• [Task brief]: Give each line of the records again exactly and omit every picture.

··· Data excerpts

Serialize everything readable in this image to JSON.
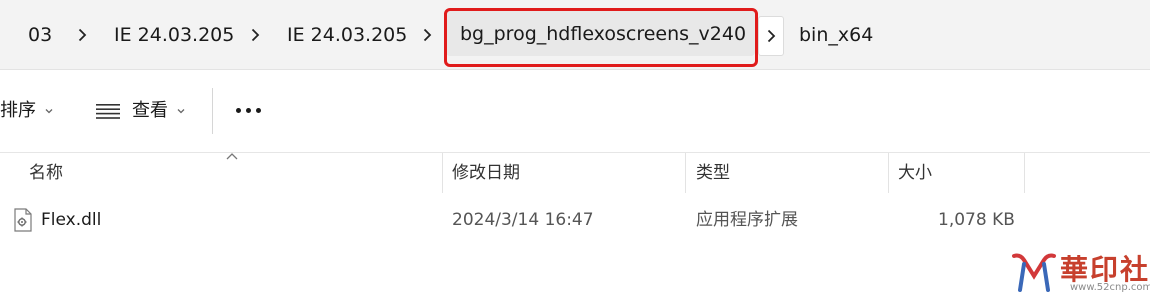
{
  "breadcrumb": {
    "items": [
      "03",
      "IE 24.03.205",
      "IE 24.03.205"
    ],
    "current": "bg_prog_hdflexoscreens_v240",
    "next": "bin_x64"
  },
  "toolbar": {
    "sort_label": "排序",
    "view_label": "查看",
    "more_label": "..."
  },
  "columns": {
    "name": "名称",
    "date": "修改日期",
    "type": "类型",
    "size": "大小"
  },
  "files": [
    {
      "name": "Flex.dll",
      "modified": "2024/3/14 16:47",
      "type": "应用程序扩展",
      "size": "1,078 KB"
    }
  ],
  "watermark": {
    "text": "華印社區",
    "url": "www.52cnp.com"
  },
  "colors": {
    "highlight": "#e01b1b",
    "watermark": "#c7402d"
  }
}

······

• [Result of this task]:
Serialize everything readable in this image to JSON.
{
  "breadcrumb": {
    "items": [
      "03",
      "IE 24.03.205",
      "IE 24.03.205"
    ],
    "current": "bg_prog_hdflexoscreens_v240",
    "next": "bin_x64"
  },
  "toolbar": {
    "sort_label": "排序",
    "view_label": "查看",
    "more_label": "..."
  },
  "columns": {
    "name": "名称",
    "date": "修改日期",
    "type": "类型",
    "size": "大小"
  },
  "files": [
    {
      "name": "Flex.dll",
      "modified": "2024/3/14 16:47",
      "type": "应用程序扩展",
      "size": "1,078 KB"
    }
  ],
  "watermark": {
    "text": "華印社區",
    "url": "www.52cnp.com"
  },
  "colors": {
    "highlight": "#e01b1b",
    "watermark": "#c7402d"
  }
}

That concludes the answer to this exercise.